First time theater-re-watch since I first saw it in 1998 at the old Arbor. My favorite Wes Anderson movie is Life Aquatic, mostly because it's his most whimsical and in my opinion, heartfelt. That being said, this resonated with me more emotionally than it did back in 1998, when it felt a little cold. Watching it now, it's a real classic.
"was it a good hand job"
A whimsical coming of age story that was funny and heart-warming. Vibrant characters and clever dialogue, Rushmore is a good time all around.
A poignant look at that time in our lives when we feel like adults but are still stupid kids, and how we grow and mature out of it. And also of that time in our lives when we're adults but still feel like stupid kids, and come to terms with that.
A quirky and endearing film with plenty of heart. Also, the staged plays are magical-- true centerpieces --and the real charm of this film for me.
Revisited on 35 mm at the Drafthouse Ritz.
I was rather cool towards Rushmore on my first viewing, mainly because I was taken aback by how rotten Jason Schwartzman's Max gets at times, and because Anderson's later films were quite a bit more lush visually and thematically. This time around, knowing that Max spends a good chunk of Rushmore being a twit, I got quite a bit more out of the picture. I'd still say that Anderson's later work is better, but there's a lot to like here.

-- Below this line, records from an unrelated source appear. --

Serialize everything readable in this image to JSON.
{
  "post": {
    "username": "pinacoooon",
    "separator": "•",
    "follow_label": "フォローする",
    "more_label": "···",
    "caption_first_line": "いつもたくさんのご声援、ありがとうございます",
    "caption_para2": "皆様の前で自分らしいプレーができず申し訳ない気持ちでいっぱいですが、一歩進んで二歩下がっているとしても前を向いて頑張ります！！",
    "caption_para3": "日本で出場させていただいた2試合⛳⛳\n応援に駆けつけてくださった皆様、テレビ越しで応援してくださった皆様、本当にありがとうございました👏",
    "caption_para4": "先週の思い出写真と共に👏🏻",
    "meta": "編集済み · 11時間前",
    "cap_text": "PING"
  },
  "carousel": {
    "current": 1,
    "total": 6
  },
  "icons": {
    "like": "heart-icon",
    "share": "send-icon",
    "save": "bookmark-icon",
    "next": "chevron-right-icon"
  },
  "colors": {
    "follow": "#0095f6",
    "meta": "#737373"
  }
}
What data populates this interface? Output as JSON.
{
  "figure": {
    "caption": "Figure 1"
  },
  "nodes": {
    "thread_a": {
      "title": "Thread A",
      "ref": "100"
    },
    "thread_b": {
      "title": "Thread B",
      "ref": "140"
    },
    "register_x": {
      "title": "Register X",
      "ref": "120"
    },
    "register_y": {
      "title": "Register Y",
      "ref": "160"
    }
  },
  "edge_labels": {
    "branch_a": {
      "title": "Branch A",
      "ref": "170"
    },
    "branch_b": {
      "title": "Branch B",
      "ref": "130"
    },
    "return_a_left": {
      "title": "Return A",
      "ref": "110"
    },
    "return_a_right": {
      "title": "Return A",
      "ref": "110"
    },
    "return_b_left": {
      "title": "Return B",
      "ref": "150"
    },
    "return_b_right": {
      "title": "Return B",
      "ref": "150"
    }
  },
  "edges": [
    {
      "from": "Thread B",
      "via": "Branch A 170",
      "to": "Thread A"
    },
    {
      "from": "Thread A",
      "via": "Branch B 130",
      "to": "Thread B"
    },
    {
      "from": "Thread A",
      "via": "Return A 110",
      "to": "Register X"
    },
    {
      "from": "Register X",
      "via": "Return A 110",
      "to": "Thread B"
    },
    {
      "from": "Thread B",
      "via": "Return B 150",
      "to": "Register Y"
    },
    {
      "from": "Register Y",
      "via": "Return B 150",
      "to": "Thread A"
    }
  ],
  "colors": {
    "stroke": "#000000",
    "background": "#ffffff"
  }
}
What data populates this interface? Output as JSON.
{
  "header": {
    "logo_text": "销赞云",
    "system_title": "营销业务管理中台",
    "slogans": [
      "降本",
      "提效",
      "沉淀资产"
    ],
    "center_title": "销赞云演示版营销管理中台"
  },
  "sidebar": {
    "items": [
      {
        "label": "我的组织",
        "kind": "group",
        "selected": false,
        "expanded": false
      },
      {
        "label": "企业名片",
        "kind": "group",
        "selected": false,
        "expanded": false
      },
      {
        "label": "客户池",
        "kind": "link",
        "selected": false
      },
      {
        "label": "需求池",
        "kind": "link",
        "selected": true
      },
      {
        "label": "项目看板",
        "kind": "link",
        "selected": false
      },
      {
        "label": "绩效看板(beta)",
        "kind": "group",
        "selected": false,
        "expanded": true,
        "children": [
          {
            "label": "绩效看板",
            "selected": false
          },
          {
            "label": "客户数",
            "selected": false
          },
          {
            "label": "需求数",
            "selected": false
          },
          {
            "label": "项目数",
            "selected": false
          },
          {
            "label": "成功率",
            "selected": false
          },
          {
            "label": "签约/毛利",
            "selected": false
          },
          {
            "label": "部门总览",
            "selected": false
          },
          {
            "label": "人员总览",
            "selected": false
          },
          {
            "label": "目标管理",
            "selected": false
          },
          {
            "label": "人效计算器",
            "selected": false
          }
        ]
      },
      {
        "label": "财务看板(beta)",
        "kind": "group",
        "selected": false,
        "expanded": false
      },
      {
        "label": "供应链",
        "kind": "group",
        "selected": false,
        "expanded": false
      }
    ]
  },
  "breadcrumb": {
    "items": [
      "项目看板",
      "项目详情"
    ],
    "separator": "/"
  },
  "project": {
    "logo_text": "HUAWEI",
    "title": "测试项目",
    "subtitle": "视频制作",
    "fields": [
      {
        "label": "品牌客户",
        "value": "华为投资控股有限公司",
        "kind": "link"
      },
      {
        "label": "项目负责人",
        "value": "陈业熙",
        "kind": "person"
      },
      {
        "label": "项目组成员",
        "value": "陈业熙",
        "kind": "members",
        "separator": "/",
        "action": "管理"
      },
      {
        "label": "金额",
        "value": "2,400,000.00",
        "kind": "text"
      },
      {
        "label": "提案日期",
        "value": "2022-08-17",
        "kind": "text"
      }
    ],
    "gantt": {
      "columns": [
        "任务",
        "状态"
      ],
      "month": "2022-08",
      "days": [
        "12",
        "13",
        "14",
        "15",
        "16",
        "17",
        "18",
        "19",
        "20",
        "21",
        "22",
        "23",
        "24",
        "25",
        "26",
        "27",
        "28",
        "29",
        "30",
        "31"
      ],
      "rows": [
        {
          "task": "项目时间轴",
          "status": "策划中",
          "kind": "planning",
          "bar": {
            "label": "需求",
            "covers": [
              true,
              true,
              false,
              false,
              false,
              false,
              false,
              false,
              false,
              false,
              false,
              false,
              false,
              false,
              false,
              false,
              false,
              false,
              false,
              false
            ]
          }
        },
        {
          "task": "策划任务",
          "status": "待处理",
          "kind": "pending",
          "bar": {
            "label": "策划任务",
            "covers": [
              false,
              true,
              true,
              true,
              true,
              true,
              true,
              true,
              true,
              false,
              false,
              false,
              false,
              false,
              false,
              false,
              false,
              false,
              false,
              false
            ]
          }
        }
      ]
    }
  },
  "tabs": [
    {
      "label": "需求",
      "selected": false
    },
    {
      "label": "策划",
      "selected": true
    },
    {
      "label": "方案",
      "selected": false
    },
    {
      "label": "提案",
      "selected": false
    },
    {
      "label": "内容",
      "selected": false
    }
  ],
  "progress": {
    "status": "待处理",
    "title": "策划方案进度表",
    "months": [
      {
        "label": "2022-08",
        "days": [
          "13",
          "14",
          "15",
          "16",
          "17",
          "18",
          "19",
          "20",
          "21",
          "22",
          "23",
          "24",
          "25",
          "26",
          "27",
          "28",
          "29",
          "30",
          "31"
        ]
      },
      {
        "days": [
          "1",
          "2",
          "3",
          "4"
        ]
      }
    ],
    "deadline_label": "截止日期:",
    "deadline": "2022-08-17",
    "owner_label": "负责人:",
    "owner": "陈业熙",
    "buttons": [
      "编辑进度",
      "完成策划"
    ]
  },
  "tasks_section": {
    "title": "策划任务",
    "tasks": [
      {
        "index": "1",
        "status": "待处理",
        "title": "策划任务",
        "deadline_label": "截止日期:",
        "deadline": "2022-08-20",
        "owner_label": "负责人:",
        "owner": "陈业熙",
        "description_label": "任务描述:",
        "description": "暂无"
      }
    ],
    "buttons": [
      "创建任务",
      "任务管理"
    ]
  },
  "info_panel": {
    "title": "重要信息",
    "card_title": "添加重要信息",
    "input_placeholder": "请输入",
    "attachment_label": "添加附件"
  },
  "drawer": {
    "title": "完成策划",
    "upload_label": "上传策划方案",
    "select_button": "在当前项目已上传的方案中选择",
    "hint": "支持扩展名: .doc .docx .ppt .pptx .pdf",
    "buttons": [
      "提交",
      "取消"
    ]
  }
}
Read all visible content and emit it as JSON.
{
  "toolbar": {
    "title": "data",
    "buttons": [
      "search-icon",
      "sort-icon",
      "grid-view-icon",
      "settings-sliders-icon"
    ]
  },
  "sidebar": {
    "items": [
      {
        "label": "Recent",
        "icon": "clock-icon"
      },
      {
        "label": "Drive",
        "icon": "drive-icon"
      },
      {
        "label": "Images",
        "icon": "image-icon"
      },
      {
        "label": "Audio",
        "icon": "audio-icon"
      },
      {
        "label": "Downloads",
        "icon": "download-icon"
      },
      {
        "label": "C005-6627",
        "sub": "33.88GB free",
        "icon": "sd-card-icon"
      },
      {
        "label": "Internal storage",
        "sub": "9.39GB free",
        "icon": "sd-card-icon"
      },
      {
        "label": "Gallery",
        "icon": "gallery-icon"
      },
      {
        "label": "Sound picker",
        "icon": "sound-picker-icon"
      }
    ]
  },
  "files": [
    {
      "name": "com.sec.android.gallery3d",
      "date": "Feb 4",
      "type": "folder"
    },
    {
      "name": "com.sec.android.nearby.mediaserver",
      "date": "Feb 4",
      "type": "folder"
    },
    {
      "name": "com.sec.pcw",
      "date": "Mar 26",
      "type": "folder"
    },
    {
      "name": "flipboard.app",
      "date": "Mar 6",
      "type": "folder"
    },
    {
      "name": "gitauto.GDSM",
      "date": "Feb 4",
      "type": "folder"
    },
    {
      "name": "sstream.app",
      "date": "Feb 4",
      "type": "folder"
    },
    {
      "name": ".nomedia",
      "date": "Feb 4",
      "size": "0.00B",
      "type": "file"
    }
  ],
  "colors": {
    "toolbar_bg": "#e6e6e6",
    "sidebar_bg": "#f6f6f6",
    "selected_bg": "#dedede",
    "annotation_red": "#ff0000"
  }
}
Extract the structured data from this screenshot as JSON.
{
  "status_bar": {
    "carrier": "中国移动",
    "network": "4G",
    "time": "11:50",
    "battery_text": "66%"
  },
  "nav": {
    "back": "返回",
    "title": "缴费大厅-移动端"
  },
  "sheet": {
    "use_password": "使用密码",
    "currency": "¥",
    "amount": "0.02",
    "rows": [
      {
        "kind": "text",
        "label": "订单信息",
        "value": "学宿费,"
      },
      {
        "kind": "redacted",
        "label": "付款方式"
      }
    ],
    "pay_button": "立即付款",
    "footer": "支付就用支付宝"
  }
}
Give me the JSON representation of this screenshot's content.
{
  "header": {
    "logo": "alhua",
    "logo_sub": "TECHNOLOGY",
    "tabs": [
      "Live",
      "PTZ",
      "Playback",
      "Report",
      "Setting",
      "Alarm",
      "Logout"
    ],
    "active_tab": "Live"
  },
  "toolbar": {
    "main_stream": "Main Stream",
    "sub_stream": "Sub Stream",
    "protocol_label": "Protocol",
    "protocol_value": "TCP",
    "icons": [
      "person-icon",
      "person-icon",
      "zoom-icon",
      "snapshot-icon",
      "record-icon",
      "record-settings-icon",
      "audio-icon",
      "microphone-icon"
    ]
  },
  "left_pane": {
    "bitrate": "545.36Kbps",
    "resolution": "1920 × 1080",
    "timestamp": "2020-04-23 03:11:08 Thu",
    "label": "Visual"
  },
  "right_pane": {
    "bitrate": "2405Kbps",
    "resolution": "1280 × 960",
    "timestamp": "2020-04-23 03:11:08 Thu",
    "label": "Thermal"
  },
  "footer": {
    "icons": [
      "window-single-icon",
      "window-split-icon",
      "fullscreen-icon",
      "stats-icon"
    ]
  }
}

Anderson's long been interested in the nature of artificiality. The Royal Tenenbaums is built on a lie. Steve Zissou hunts a shark that may or may not exist alongside a son who…
Who knew I would see three of the biggest movies of my adolescence in a theater this past year? It's good to be alive in Austin!
If you asked 15-year-old Pat for a list of his top 5 movies, it would look something like this:
1. Blue Velvet
4. El Topo
5. Pulp Fiction
The teenage me, who spent after day after day watching his Rushmore DVD on a clunky TV in the dark with no break to recreate a theater experience, nearly jumped out of my post-grad skin upon snagging a ticket to the real deal. As I matured, I jumped on the Wes Anderson hater train, especially after the one-two whimsy-puke punch of Life…
This movie was able to create one of the most awkward likable characters ever. I wouldn't say it was laugh out loud funny the entire time, but the entire movie was able to hold a sense of humor, all while keeping the classic Wes Anderson style. (My first two live action Wes Anderson movies within about 12 hours... worth it.) I am still enjoying his directing style and really want to see more of him. The characters he creates are fantastical, and the worlds he creates are fun and quirky. I read somewhere that over 1,800 teenagers were being considered for the lead role before finally deciding on Jason Schwartzman, which was honestly a great choice because he totally killed it for his first movie ever. Other than that, I don't have a whole lot say so besides I'm looking forward to more.
Sentence: "Oh yeah and with friends like you who needs friends?"
The entire Criterion collection organized by spine number.
I don't know why I did this.
Number I've Seen: 189/764 (25%)